But what has helped us the most is having an amazing network of friends, some who have been here 8-10 years and some who are new to Singapore. Just putting ourselves out there and meeting new people has been the best thing for us. My husband and I also say that, especially in the beginning, we felt “normal” when we were making connections and building friendships with other people. Otherwise you are isolated, so in this situation it is really important to find people to connect with, especially since other expats understand what it is like when you first get to a new country and are more than willing to help you out.
Are there any new skills that you feel like you have gained as a result of working abroad?
It has been amazing in that regard. It has really taught me to pause a little more, stop, and not react. It has been important to me to take the time to appreciate the opportunity to work with my ASEAN colleagues; my team is very diverse with colleagues also from India, Germany, Russia, a great mix of people, and I love that.

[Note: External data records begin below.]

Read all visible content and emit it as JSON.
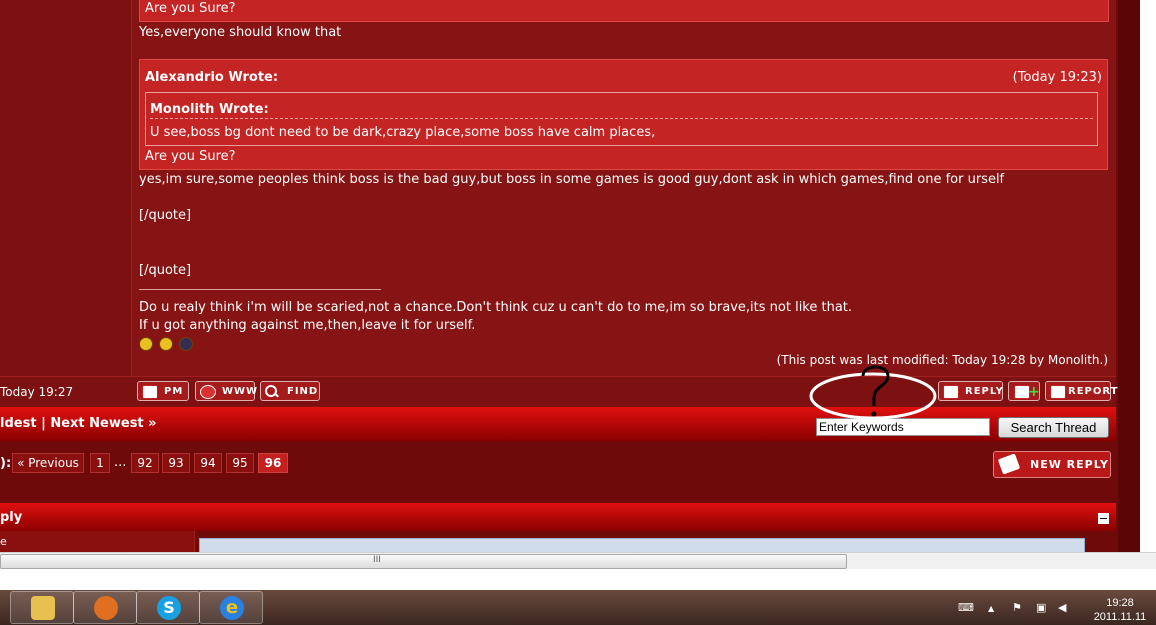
{
  "post": {
    "top_quote_tail": "Are you Sure?",
    "reply_line": "Yes,everyone should know that",
    "quote_outer_author": "Alexandrio Wrote:",
    "quote_outer_date": "(Today 19:23)",
    "quote_inner_author": "Monolith Wrote:",
    "quote_inner_body": "U see,boss bg dont need to be dark,crazy place,some boss have calm places,",
    "quote_outer_tail": "Are you Sure?",
    "body_line": "yes,im sure,some peoples think boss is the bad guy,but boss in some games is good guy,dont ask in which games,find one for urself",
    "close_tag_1": "[/quote]",
    "close_tag_2": "[/quote]",
    "signature_line_1": "Do u realy think i'm will be scaried,not a chance.Don't think cuz u can't do to me,im so brave,its not like that.",
    "signature_line_2": "If u got anything against me,then,leave it for urself.",
    "smilies": [
      "angry-smiley-icon",
      "angry-smiley-icon",
      "devil-smiley-icon"
    ],
    "modified_note": "(This post was last modified: Today 19:28 by Monolith.)",
    "post_time": "Today 19:27"
  },
  "post_buttons": {
    "pm": "PM",
    "www": "WWW",
    "find": "FIND",
    "reply": "REPLY",
    "report": "REPORT"
  },
  "thread_nav": {
    "prev_oldest": "ldest",
    "separator": "|",
    "next_newest": "Next Newest »"
  },
  "search": {
    "placeholder": "Enter Keywords",
    "button": "Search Thread"
  },
  "pagination": {
    "label": "):",
    "previous": "« Previous",
    "first": "1",
    "ellipsis": "...",
    "pages": [
      "92",
      "93",
      "94",
      "95"
    ],
    "current": "96"
  },
  "new_reply_label": "NEW REPLY",
  "quick_reply": {
    "title": "ply",
    "row_label": "e"
  },
  "taskbar": {
    "apps": [
      "folder-icon",
      "media-player-icon",
      "skype-icon",
      "internet-explorer-icon"
    ],
    "clock_time": "19:28",
    "clock_date": "2011.11.11"
  },
  "colors": {
    "page_bg": "#6e0a0a",
    "post_bg": "#861414",
    "quote_bg": "#c42424",
    "bar_red": "#e01010"
  }
}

It has been important to me to take the time to appreciate the opportunity to work with my ASEAN colleagues; my team is very diverse with colleagues also from India, Germany, Russia, a great mix of people, and I love that.

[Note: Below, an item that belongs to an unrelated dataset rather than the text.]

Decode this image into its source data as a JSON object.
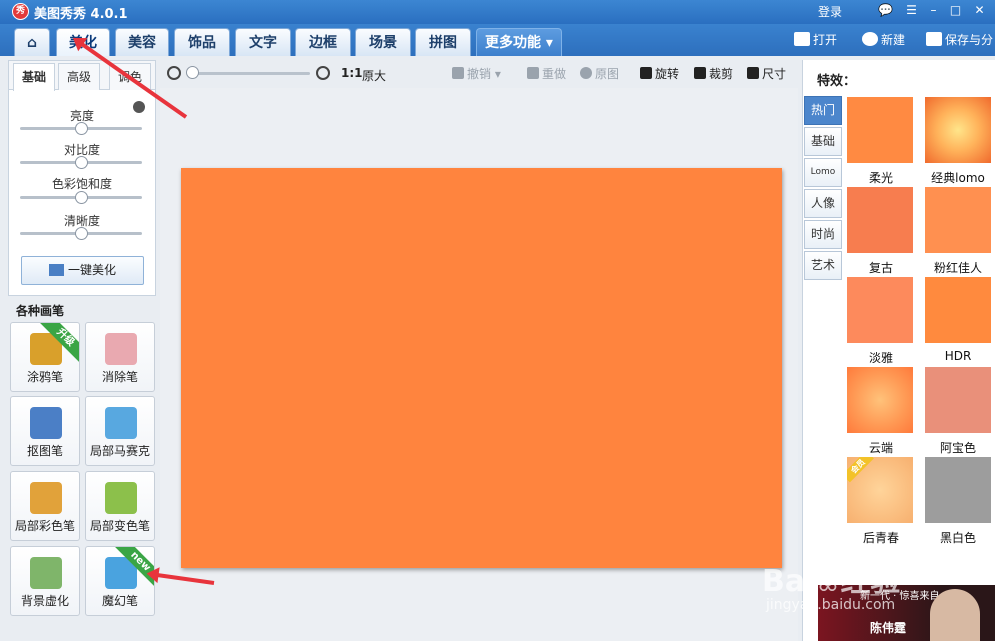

Even though you know in the back of your mind that you are in another country and need to be aware of the other cultures you are working with, it is natural to go into your normal behavior. So it has taught me a lot about pausing, listening, and asking questions.
The other thing that I remind myself constantly of is: don’t be afraid to ask. Don’t assume your question is stupid; you aren’t expected to know everything. It is better to ask what is appropriate or how a person prefers to work or what is right than it is to make it seem like you know anything. I think that when you are on an assignment you feel like you have earned the situation and you are expected to handle it. But I think the best thing to do is ask. I have had plenty of situations where I have had to say “I don’t know if this is right, can someone help me?” And I think people appreciate that honesty.
Do you feel like you appreciate your time more as being a little more special than you might at home?
Of course a lot of the day to day has changed, but also you do get into routines and you learn new ways of behaving. I think you have to be really open to those new experiences and open to new people. I will take back with me the desire and openness to try new things.
We actually aren’t even going to move back to Chicago when we go back, we are going to move to Austin, Texas despite having spent very little time there. But we are looking forward to that feeling of newness and adventure. And that is just one way that the experience of being in Singapore has changed our perspective a bit.
I also think, once you do a big move from one side of the world to the other, you are more willing entertain options that might take you to the other side of the world again. And the other thing is, we have always loved to travel, but now I think that our reach will be much farther and we will probably be looking for locations that before we might have thought were a little too adventurous. Our trip to Florida every year isn’t going to do it anymore!